| INSTRUCTIONS FOR THE TASK |
Only the text is wanted; write out each record below exactly and exclude all pictures.

-- EXERCISE INPUT follows --

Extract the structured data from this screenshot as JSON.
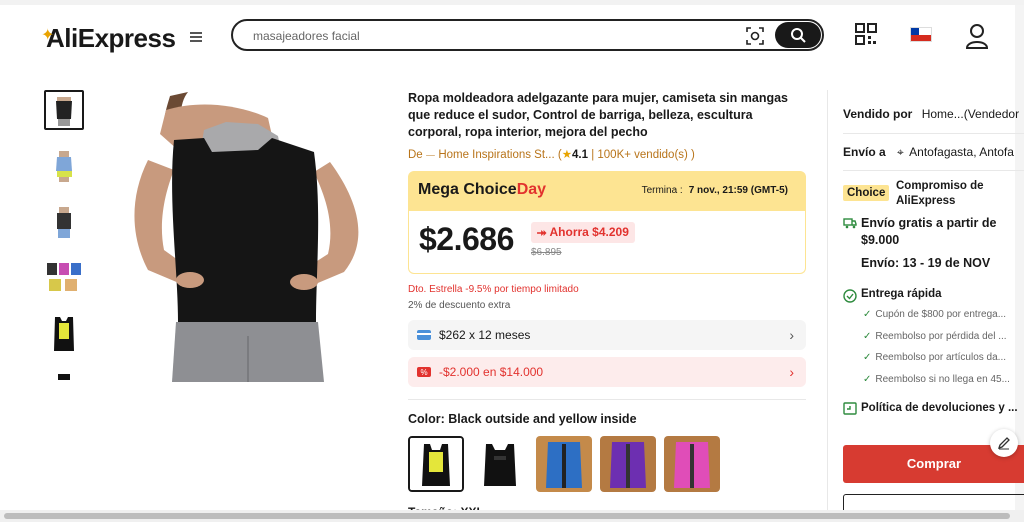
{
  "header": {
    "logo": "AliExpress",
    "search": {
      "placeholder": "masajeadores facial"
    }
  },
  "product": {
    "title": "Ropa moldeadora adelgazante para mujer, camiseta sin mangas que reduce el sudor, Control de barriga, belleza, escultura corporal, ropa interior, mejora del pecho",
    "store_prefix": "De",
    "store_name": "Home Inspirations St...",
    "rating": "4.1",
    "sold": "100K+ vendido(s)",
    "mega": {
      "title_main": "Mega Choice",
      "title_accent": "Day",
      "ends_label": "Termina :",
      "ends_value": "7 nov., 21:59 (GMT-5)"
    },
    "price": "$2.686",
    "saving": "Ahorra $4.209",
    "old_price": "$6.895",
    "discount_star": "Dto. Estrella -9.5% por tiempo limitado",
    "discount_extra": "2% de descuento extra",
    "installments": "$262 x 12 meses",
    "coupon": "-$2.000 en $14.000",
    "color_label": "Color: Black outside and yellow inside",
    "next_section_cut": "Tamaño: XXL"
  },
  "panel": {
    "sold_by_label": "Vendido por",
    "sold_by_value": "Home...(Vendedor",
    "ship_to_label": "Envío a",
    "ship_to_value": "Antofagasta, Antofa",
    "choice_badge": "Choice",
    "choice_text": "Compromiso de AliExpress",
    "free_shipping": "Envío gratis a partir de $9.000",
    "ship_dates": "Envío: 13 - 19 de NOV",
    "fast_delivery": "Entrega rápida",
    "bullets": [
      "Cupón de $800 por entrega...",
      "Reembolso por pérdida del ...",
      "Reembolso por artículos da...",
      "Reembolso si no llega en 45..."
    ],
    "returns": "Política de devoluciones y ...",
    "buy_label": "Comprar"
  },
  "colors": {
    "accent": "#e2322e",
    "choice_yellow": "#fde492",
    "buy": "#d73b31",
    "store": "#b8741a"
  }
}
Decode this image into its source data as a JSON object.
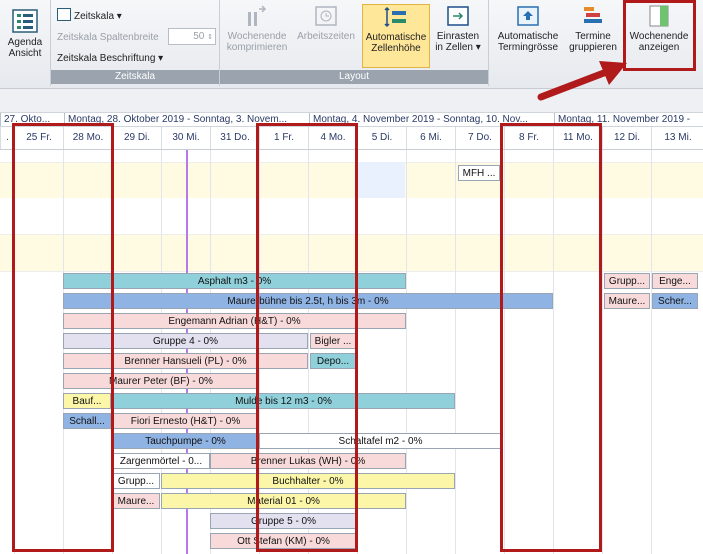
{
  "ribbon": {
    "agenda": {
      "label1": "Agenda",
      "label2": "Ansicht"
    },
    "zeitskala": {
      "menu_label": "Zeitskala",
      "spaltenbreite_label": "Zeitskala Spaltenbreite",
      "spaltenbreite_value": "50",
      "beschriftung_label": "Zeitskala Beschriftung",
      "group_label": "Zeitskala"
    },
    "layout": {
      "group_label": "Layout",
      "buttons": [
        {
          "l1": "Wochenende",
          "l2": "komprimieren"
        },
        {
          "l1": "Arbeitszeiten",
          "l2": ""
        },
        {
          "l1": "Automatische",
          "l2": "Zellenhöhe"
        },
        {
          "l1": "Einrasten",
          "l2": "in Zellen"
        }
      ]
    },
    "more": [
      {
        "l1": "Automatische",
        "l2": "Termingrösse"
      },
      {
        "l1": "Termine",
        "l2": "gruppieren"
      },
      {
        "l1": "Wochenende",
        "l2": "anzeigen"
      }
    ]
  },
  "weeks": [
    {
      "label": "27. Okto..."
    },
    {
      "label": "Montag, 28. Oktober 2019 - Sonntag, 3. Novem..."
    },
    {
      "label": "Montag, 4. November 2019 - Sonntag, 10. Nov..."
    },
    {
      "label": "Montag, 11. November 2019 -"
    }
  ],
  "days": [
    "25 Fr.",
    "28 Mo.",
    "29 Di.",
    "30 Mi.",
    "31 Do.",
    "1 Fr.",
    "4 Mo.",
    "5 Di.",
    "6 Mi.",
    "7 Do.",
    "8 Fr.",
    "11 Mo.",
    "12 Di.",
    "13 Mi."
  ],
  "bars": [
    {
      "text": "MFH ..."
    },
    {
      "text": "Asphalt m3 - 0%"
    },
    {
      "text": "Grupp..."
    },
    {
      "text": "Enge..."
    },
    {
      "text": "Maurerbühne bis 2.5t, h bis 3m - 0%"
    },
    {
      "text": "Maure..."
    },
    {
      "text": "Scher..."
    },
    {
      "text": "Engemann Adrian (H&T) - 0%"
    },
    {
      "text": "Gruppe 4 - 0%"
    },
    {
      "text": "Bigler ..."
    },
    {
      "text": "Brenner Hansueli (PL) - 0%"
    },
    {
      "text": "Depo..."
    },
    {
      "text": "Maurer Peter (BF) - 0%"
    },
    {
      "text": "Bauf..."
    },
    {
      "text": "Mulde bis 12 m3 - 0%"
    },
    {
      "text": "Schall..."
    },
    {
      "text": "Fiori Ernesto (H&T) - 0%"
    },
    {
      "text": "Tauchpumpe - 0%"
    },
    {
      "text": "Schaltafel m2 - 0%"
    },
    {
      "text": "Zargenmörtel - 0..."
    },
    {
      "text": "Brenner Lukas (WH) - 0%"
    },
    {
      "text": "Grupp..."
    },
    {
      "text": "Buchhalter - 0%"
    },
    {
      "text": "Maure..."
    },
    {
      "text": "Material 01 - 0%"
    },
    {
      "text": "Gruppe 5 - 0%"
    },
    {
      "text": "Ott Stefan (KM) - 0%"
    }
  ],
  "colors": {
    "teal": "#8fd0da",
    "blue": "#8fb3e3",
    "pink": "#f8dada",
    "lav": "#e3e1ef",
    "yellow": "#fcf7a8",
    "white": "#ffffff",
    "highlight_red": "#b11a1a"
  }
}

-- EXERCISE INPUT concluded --

| SOLUTION FOR THIS TASK |
Extract the structured data from this screenshot as JSON.
{
  "header": {
    "logo": "AliExpress",
    "search": {
      "placeholder": "masajeadores facial"
    }
  },
  "product": {
    "title": "Ropa moldeadora adelgazante para mujer, camiseta sin mangas que reduce el sudor, Control de barriga, belleza, escultura corporal, ropa interior, mejora del pecho",
    "store_prefix": "De",
    "store_name": "Home Inspirations St...",
    "rating": "4.1",
    "sold": "100K+ vendido(s)",
    "mega": {
      "title_main": "Mega Choice",
      "title_accent": "Day",
      "ends_label": "Termina :",
      "ends_value": "7 nov., 21:59 (GMT-5)"
    },
    "price": "$2.686",
    "saving": "Ahorra $4.209",
    "old_price": "$6.895",
    "discount_star": "Dto. Estrella -9.5% por tiempo limitado",
    "discount_extra": "2% de descuento extra",
    "installments": "$262 x 12 meses",
    "coupon": "-$2.000 en $14.000",
    "color_label": "Color: Black outside and yellow inside",
    "next_section_cut": "Tamaño: XXL"
  },
  "panel": {
    "sold_by_label": "Vendido por",
    "sold_by_value": "Home...(Vendedor",
    "ship_to_label": "Envío a",
    "ship_to_value": "Antofagasta, Antofa",
    "choice_badge": "Choice",
    "choice_text": "Compromiso de AliExpress",
    "free_shipping": "Envío gratis a partir de $9.000",
    "ship_dates": "Envío: 13 - 19 de NOV",
    "fast_delivery": "Entrega rápida",
    "bullets": [
      "Cupón de $800 por entrega...",
      "Reembolso por pérdida del ...",
      "Reembolso por artículos da...",
      "Reembolso si no llega en 45..."
    ],
    "returns": "Política de devoluciones y ...",
    "buy_label": "Comprar"
  },
  "colors": {
    "accent": "#e2322e",
    "choice_yellow": "#fde492",
    "buy": "#d73b31",
    "store": "#b8741a"
  }
}
Decode this image into its source data as a JSON object.
{
  "ribbon": {
    "agenda": {
      "label1": "Agenda",
      "label2": "Ansicht"
    },
    "zeitskala": {
      "menu_label": "Zeitskala",
      "spaltenbreite_label": "Zeitskala Spaltenbreite",
      "spaltenbreite_value": "50",
      "beschriftung_label": "Zeitskala Beschriftung",
      "group_label": "Zeitskala"
    },
    "layout": {
      "group_label": "Layout",
      "buttons": [
        {
          "l1": "Wochenende",
          "l2": "komprimieren"
        },
        {
          "l1": "Arbeitszeiten",
          "l2": ""
        },
        {
          "l1": "Automatische",
          "l2": "Zellenhöhe"
        },
        {
          "l1": "Einrasten",
          "l2": "in Zellen"
        }
      ]
    },
    "more": [
      {
        "l1": "Automatische",
        "l2": "Termingrösse"
      },
      {
        "l1": "Termine",
        "l2": "gruppieren"
      },
      {
        "l1": "Wochenende",
        "l2": "anzeigen"
      }
    ]
  },
  "weeks": [
    {
      "label": "27. Okto..."
    },
    {
      "label": "Montag, 28. Oktober 2019 - Sonntag, 3. Novem..."
    },
    {
      "label": "Montag, 4. November 2019 - Sonntag, 10. Nov..."
    },
    {
      "label": "Montag, 11. November 2019 -"
    }
  ],
  "days": [
    "25 Fr.",
    "28 Mo.",
    "29 Di.",
    "30 Mi.",
    "31 Do.",
    "1 Fr.",
    "4 Mo.",
    "5 Di.",
    "6 Mi.",
    "7 Do.",
    "8 Fr.",
    "11 Mo.",
    "12 Di.",
    "13 Mi."
  ],
  "bars": [
    {
      "text": "MFH ..."
    },
    {
      "text": "Asphalt m3 - 0%"
    },
    {
      "text": "Grupp..."
    },
    {
      "text": "Enge..."
    },
    {
      "text": "Maurerbühne bis 2.5t, h bis 3m - 0%"
    },
    {
      "text": "Maure..."
    },
    {
      "text": "Scher..."
    },
    {
      "text": "Engemann Adrian (H&T) - 0%"
    },
    {
      "text": "Gruppe 4 - 0%"
    },
    {
      "text": "Bigler ..."
    },
    {
      "text": "Brenner Hansueli (PL) - 0%"
    },
    {
      "text": "Depo..."
    },
    {
      "text": "Maurer Peter (BF) - 0%"
    },
    {
      "text": "Bauf..."
    },
    {
      "text": "Mulde bis 12 m3 - 0%"
    },
    {
      "text": "Schall..."
    },
    {
      "text": "Fiori Ernesto (H&T) - 0%"
    },
    {
      "text": "Tauchpumpe - 0%"
    },
    {
      "text": "Schaltafel m2 - 0%"
    },
    {
      "text": "Zargenmörtel - 0..."
    },
    {
      "text": "Brenner Lukas (WH) - 0%"
    },
    {
      "text": "Grupp..."
    },
    {
      "text": "Buchhalter - 0%"
    },
    {
      "text": "Maure..."
    },
    {
      "text": "Material 01 - 0%"
    },
    {
      "text": "Gruppe 5 - 0%"
    },
    {
      "text": "Ott Stefan (KM) - 0%"
    }
  ],
  "colors": {
    "teal": "#8fd0da",
    "blue": "#8fb3e3",
    "pink": "#f8dada",
    "lav": "#e3e1ef",
    "yellow": "#fcf7a8",
    "white": "#ffffff",
    "highlight_red": "#b11a1a"
  }
}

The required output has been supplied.